● **How to complete this task**
Each line below is to be set down again exactly.

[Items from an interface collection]
________________________________________

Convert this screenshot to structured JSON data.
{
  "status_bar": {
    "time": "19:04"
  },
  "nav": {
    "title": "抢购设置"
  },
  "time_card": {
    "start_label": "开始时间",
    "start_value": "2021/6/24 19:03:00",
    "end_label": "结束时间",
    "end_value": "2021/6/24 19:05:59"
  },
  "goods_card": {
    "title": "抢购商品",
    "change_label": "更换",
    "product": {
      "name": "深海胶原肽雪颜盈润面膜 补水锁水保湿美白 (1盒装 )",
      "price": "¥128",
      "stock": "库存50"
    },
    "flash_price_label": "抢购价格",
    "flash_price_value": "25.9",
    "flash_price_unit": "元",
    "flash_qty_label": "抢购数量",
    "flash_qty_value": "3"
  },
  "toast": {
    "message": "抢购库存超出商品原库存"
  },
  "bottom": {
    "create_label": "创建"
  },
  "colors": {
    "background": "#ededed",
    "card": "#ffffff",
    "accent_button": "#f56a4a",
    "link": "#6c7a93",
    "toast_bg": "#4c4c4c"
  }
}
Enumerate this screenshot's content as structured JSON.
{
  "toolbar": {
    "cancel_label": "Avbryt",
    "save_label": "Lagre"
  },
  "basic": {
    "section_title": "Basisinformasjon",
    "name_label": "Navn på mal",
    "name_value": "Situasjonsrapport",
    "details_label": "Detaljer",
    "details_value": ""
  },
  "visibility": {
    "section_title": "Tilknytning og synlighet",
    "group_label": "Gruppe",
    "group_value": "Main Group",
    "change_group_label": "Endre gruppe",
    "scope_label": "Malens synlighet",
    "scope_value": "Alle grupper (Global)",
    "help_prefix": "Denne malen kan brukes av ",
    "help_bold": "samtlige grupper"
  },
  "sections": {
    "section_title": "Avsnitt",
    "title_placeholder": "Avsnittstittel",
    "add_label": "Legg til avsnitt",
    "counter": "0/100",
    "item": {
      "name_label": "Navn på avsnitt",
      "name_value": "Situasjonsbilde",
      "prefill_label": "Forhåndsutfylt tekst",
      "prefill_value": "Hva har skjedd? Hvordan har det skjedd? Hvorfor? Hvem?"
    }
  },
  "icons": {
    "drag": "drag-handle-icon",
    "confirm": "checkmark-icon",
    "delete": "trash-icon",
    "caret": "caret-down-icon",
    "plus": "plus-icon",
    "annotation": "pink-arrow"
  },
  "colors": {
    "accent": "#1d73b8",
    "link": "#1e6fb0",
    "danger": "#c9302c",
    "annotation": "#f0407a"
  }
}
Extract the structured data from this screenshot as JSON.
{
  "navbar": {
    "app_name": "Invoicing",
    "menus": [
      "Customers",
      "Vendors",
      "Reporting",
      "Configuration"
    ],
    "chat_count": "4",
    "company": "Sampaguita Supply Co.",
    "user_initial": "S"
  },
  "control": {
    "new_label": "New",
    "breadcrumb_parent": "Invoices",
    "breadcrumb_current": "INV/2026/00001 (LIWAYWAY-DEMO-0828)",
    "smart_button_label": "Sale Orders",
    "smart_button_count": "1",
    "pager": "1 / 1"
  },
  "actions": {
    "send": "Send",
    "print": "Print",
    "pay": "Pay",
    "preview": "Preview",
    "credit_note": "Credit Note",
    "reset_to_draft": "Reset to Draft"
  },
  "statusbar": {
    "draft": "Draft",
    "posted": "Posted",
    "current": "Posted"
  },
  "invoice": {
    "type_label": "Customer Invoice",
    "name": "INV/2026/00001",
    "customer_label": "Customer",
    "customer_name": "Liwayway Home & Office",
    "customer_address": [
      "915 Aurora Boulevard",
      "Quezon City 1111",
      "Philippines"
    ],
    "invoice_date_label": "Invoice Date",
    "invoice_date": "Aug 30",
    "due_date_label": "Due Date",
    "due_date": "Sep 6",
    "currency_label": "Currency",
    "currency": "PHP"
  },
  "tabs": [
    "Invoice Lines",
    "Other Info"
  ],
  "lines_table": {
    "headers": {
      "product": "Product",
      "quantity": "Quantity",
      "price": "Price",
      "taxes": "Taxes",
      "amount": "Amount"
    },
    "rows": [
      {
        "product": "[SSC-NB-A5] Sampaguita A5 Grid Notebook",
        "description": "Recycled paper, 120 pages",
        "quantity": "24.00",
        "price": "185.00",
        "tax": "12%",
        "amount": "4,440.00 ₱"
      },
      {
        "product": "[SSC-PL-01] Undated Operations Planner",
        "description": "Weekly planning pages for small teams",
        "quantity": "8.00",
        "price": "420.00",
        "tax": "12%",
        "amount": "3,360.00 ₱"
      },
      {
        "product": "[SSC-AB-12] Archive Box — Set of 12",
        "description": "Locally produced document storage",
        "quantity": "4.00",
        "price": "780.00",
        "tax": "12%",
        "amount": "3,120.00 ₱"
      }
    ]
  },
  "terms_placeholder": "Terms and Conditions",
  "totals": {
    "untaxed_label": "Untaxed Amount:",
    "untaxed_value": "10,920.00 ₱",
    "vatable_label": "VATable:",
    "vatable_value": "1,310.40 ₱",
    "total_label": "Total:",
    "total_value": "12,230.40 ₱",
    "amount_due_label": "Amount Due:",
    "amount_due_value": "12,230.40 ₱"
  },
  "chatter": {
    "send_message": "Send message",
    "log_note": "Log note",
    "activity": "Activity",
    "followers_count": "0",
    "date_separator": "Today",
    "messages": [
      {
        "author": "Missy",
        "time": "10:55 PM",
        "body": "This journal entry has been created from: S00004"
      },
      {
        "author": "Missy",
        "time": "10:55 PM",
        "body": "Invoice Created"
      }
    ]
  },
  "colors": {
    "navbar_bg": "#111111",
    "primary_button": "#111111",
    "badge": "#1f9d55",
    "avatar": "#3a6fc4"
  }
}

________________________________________

● **Exercise solution**
Convert this screenshot to structured JSON data.
{
  "status_bar": {
    "time": "19:04"
  },
  "nav": {
    "title": "抢购设置"
  },
  "time_card": {
    "start_label": "开始时间",
    "start_value": "2021/6/24 19:03:00",
    "end_label": "结束时间",
    "end_value": "2021/6/24 19:05:59"
  },
  "goods_card": {
    "title": "抢购商品",
    "change_label": "更换",
    "product": {
      "name": "深海胶原肽雪颜盈润面膜 补水锁水保湿美白 (1盒装 )",
      "price": "¥128",
      "stock": "库存50"
    },
    "flash_price_label": "抢购价格",
    "flash_price_value": "25.9",
    "flash_price_unit": "元",
    "flash_qty_label": "抢购数量",
    "flash_qty_value": "3"
  },
  "toast": {
    "message": "抢购库存超出商品原库存"
  },
  "bottom": {
    "create_label": "创建"
  },
  "colors": {
    "background": "#ededed",
    "card": "#ffffff",
    "accent_button": "#f56a4a",
    "link": "#6c7a93",
    "toast_bg": "#4c4c4c"
  }
}
Enumerate this screenshot's content as structured JSON.
{
  "toolbar": {
    "cancel_label": "Avbryt",
    "save_label": "Lagre"
  },
  "basic": {
    "section_title": "Basisinformasjon",
    "name_label": "Navn på mal",
    "name_value": "Situasjonsrapport",
    "details_label": "Detaljer",
    "details_value": ""
  },
  "visibility": {
    "section_title": "Tilknytning og synlighet",
    "group_label": "Gruppe",
    "group_value": "Main Group",
    "change_group_label": "Endre gruppe",
    "scope_label": "Malens synlighet",
    "scope_value": "Alle grupper (Global)",
    "help_prefix": "Denne malen kan brukes av ",
    "help_bold": "samtlige grupper"
  },
  "sections": {
    "section_title": "Avsnitt",
    "title_placeholder": "Avsnittstittel",
    "add_label": "Legg til avsnitt",
    "counter": "0/100",
    "item": {
      "name_label": "Navn på avsnitt",
      "name_value": "Situasjonsbilde",
      "prefill_label": "Forhåndsutfylt tekst",
      "prefill_value": "Hva har skjedd? Hvordan har det skjedd? Hvorfor? Hvem?"
    }
  },
  "icons": {
    "drag": "drag-handle-icon",
    "confirm": "checkmark-icon",
    "delete": "trash-icon",
    "caret": "caret-down-icon",
    "plus": "plus-icon",
    "annotation": "pink-arrow"
  },
  "colors": {
    "accent": "#1d73b8",
    "link": "#1e6fb0",
    "danger": "#c9302c",
    "annotation": "#f0407a"
  }
}
Extract the structured data from this screenshot as JSON.
{
  "navbar": {
    "app_name": "Invoicing",
    "menus": [
      "Customers",
      "Vendors",
      "Reporting",
      "Configuration"
    ],
    "chat_count": "4",
    "company": "Sampaguita Supply Co.",
    "user_initial": "S"
  },
  "control": {
    "new_label": "New",
    "breadcrumb_parent": "Invoices",
    "breadcrumb_current": "INV/2026/00001 (LIWAYWAY-DEMO-0828)",
    "smart_button_label": "Sale Orders",
    "smart_button_count": "1",
    "pager": "1 / 1"
  },
  "actions": {
    "send": "Send",
    "print": "Print",
    "pay": "Pay",
    "preview": "Preview",
    "credit_note": "Credit Note",
    "reset_to_draft": "Reset to Draft"
  },
  "statusbar": {
    "draft": "Draft",
    "posted": "Posted",
    "current": "Posted"
  },
  "invoice": {
    "type_label": "Customer Invoice",
    "name": "INV/2026/00001",
    "customer_label": "Customer",
    "customer_name": "Liwayway Home & Office",
    "customer_address": [
      "915 Aurora Boulevard",
      "Quezon City 1111",
      "Philippines"
    ],
    "invoice_date_label": "Invoice Date",
    "invoice_date": "Aug 30",
    "due_date_label": "Due Date",
    "due_date": "Sep 6",
    "currency_label": "Currency",
    "currency": "PHP"
  },
  "tabs": [
    "Invoice Lines",
    "Other Info"
  ],
  "lines_table": {
    "headers": {
      "product": "Product",
      "quantity": "Quantity",
      "price": "Price",
      "taxes": "Taxes",
      "amount": "Amount"
    },
    "rows": [
      {
        "product": "[SSC-NB-A5] Sampaguita A5 Grid Notebook",
        "description": "Recycled paper, 120 pages",
        "quantity": "24.00",
        "price": "185.00",
        "tax": "12%",
        "amount": "4,440.00 ₱"
      },
      {
        "product": "[SSC-PL-01] Undated Operations Planner",
        "description": "Weekly planning pages for small teams",
        "quantity": "8.00",
        "price": "420.00",
        "tax": "12%",
        "amount": "3,360.00 ₱"
      },
      {
        "product": "[SSC-AB-12] Archive Box — Set of 12",
        "description": "Locally produced document storage",
        "quantity": "4.00",
        "price": "780.00",
        "tax": "12%",
        "amount": "3,120.00 ₱"
      }
    ]
  },
  "terms_placeholder": "Terms and Conditions",
  "totals": {
    "untaxed_label": "Untaxed Amount:",
    "untaxed_value": "10,920.00 ₱",
    "vatable_label": "VATable:",
    "vatable_value": "1,310.40 ₱",
    "total_label": "Total:",
    "total_value": "12,230.40 ₱",
    "amount_due_label": "Amount Due:",
    "amount_due_value": "12,230.40 ₱"
  },
  "chatter": {
    "send_message": "Send message",
    "log_note": "Log note",
    "activity": "Activity",
    "followers_count": "0",
    "date_separator": "Today",
    "messages": [
      {
        "author": "Missy",
        "time": "10:55 PM",
        "body": "This journal entry has been created from: S00004"
      },
      {
        "author": "Missy",
        "time": "10:55 PM",
        "body": "Invoice Created"
      }
    ]
  },
  "colors": {
    "navbar_bg": "#111111",
    "primary_button": "#111111",
    "badge": "#1f9d55",
    "avatar": "#3a6fc4"
  }
}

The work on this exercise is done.